Facebook scuttles 250k-strong crypto-currency botnet
As noose tightens, VXer pleades: 'Stop breaking my ballz'
Facebook has taken down a Greek botnet that at its peak compromised 50,000 accounts and infected 250,000 computers to mine crypto-currencies, steal email and banking details and pump out spam.
The scuttled Lecpetex botnet spread malware including the DarkComet remote access trojan by social engineering techniques and was adept at avoiding anti-virus and detection by white hat researchers.
Security boffins at Menlo Park said the 31 and 27 year-old botnet authors delivered 20 distinct spam campaigns between December and June this year before they were arrested last week.
"On April 30, 2014, we escalated the Lecpetex case to the Cybercrime Subdivision of the Greek Police, and the agency immediately showed strong interest in the case," Facebook engineers wrote in an unauthored post.
"According to the Greek Police, the authors were in the process of establishing a Bitcoin 'mixing' service to help launder stolen Bitcoins at the time of their arrest.
"Ultimately, remediating a threat like Lecpetex requires a combination of technical analysis capabilities, industry collaboration, agility in deploying new countermeasures, and law enforcement cooperation."
Botnet bits.
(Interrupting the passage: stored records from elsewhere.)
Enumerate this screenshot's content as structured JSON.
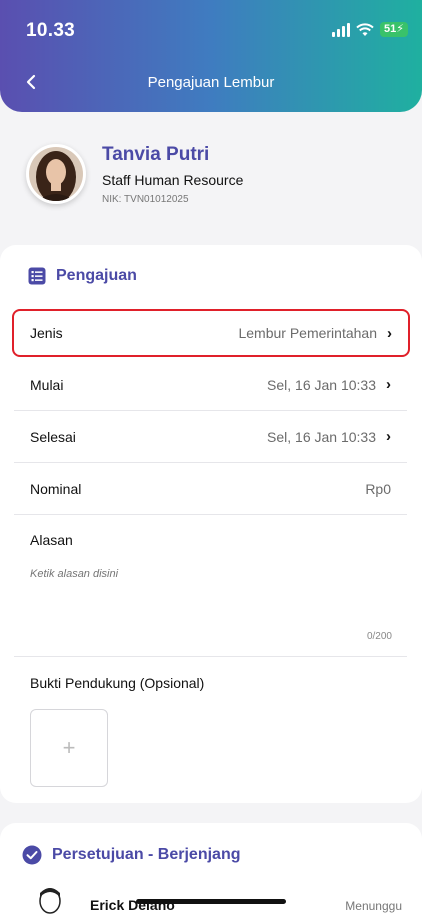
{
  "status_bar": {
    "time": "10.33",
    "battery": "51"
  },
  "header": {
    "title": "Pengajuan Lembur"
  },
  "profile": {
    "name": "Tanvia Putri",
    "role": "Staff Human Resource",
    "nik": "NIK: TVN01012025"
  },
  "pengajuan": {
    "title": "Pengajuan",
    "rows": [
      {
        "label": "Jenis",
        "value": "Lembur Pemerintahan"
      },
      {
        "label": "Mulai",
        "value": "Sel, 16 Jan 10:33"
      },
      {
        "label": "Selesai",
        "value": "Sel, 16 Jan 10:33"
      },
      {
        "label": "Nominal",
        "value": "Rp0"
      }
    ],
    "alasan_label": "Alasan",
    "alasan_placeholder": "Ketik alasan disini",
    "alasan_count": "0/200",
    "bukti_label": "Bukti Pendukung (Opsional)",
    "upload_symbol": "+"
  },
  "persetujuan": {
    "title": "Persetujuan - Berjenjang",
    "approver_name": "Erick Delano",
    "approver_status": "Menunggu"
  },
  "colors": {
    "accent": "#4b4aa6",
    "highlight": "#e0202a",
    "battery": "#39c26a"
  }
}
Source: Greek Police
It was the 'most important' case the Greek Cyber Crime Unit has handled, according to local paper the GreekReporter, (which we fed into transaltion engines). The malware was said to have pinched an email password tied to the Greek Ministry of Mercantile Marine.
Police found scores of hijacked passwords and 114 hijacked crypto currency wallets in the raid. They seized four laptops and USB sticks, nine hard drives and two desktops, according to a police presentation [pdf, Greek].
Lecpetex was a smattering of Windows modules that swiped Facebook account credentials to further distribute itself through private messages. Modules could download counter anti-virus updates and arbitrary executables including DarkComet and variations of the Litecoin mining kit.
It also spread through malicious torrents but this was not observed by Facebook bods.
After five months of probing, irritated vxers began leaving messages for Facebook folk in their command and control servers.
"[They] started leaving notes for our team such as 'Hello people.. :) <!-- Designed by the SkyNet Team --> but am not the f***ing Zeus bot/Skynet bot or whatever piece of sh*t.. no fraud here.. only a bit of mining. Stop breaking my ballz.."
They also changed their crypto keys to the phrase 'IdontLikeLecpetexName'.
Lecpetex malware used a Java JAR executable or a Visual Basic Script to fetch the main module loader from a variety of URL-obfuscated cyberlockers. The local Java installation meant sandbox restrictions did not apply allowing the JAR to read and write local files as well as execute arbitrary commands without using an exploit.
Menlo Park used its inhouse ThreatData tool to help crack-down on the botnet. That tool blended long and short -term intel to improve incident response. ®
Sponsored: Becoming a Pragmatic Security Leader